The growing interest attracted Yiannis Kouros, who held the 6 day world best to the New York road 1000 miler.. The Greek covered 408.773km/254 miles in the first 48 hours, and 1028.370km /639 miles in 6 Days. Despite suffering from lack of sleep Kouros pushed on to cover the distance in a remarkable 10 days 10 hours 30:35
Since the Greek’s epic run a number of strong performances have been set in New York, most notably by Al Howie, the Canadian based Briton, who has a best of 12:01:42:52 to his name. Among the recent stars is the Latvian runner, Georgs Jermolajevs, who also ran 12:01 and 1000 miles Rimas Jakelaitis of LIT who ran 11:23:07:21 in New York in Sep 2000
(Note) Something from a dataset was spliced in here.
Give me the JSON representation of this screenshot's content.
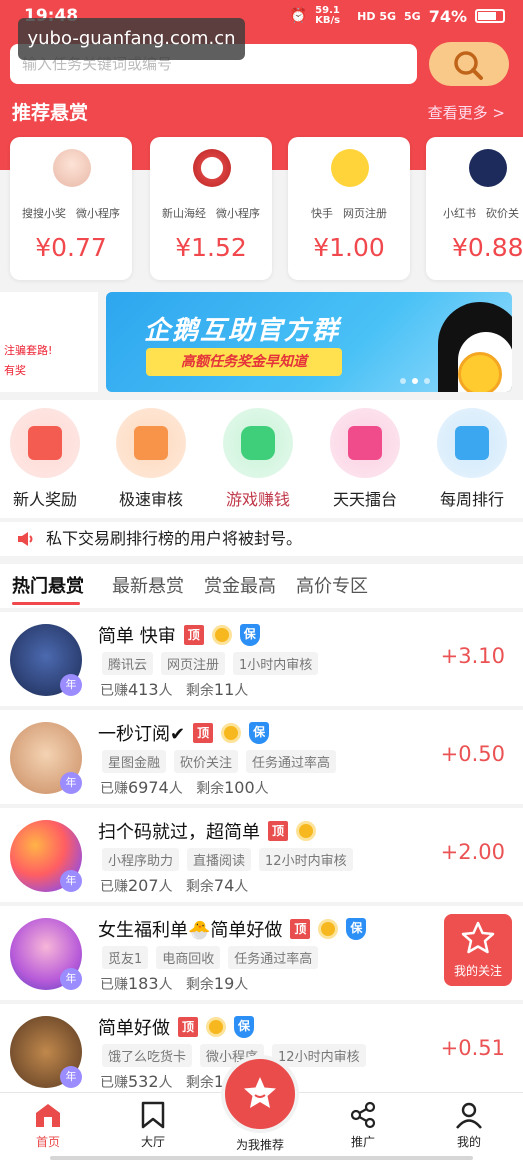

However the growth area has been the track 1000 miles. Campbell’s mark was broken by the veteran Tony Rafferty in difficult conditions at Glanville, Australia in 1989. His time of 14 days 11:59:04 was surpassed by Jermolajevs in his first ever 1000 mile, on the track at Odessa. His time of 13:23:25:18 was not ratified, and it was Gary Parsons, another Australian, who took the record with 13 days 17:37:21 in Nanango in 1994.
In March 1996 Parsons improved this to 12 days 19:44:34, and this mark was surpassed twice during that year, but neither mark was eligible for ratification. Alfredo Uria, who had run against Parsons in the 1996 Nanango race, . ran 12:17:59:09, only to have his mark disallowed through incomplete lap recording, and Vladimair Glazkov’s 12: 13:32:41 suffered a similar fate.
Lithuania’s Piotr Silkin improved Parsons’ best to 12 days 04:06:00 at Odessa and then improved to 11d 13:54:58 at Nanango, Australia in March 1998 to set the current world best.
Female runners came late to the 1000 miles . In 1864 Emma Sharp covered the distance in 1000 hours - 42 days at Quarry Gap, Laisterdyke in Britain, and twelve years later Bella St Clair completed the distance in under 40 days with 39 days 14 hours in London. Perhaps the most notable British pedestrienne of the period, Ada Anderson , took the time down to below 30 hours with 27 days 19 hours at Kings Lynn in 1878.
The first modern 1000 mile mark was set in a two person match road stage race in 1987, when Eleanor Adams, [now Robinson] covered the distance in 16 days 22 hours 51 minutes., but it was an American, Suprabha Schecter who was to set the event on its way. She ran 14 days 20:18:24 at New York in 1989.
This mark was shattered by one of the most remarkable multi-day performances of alltime. In 1991 New Zealander Sandra Barwick covered 804.672km /500 miles in 6 days en route to 12 days 14:38:40 , behind her Canadian Antana Locs ran 13 days 23:18:32.
The best female road since then has been by Australian Catherine Dipal Cunningham with 13 days 20:18:40 last year.
In 1996 the first women 1000 mile track mark was established by Sandra Brown (GB) at Nanango, Australia with 14 days 10:27:21. At Nanango in March 1998 Eleanor Robinson GBR clocked 13d02:16:49 to set the current world track best..
In the close to two hundred and fifty since George Guest’s 1000 mile performance in Birmingham, the event has come a long way. Surprisingly it still has a place in this modern metric world, even in such unlikely places as Odessa in the Ukraine and Baracaldo in Spain. Perhaps the attraction is that it is of such duration that to many people covering that sort of distance on foot is unimaginable. As Dave Cooper has said of the 24 hours - `If it wasn’t hard we wouldn’t do it, we would go and find something harder’ The 1000 miler is definitely `something harder!’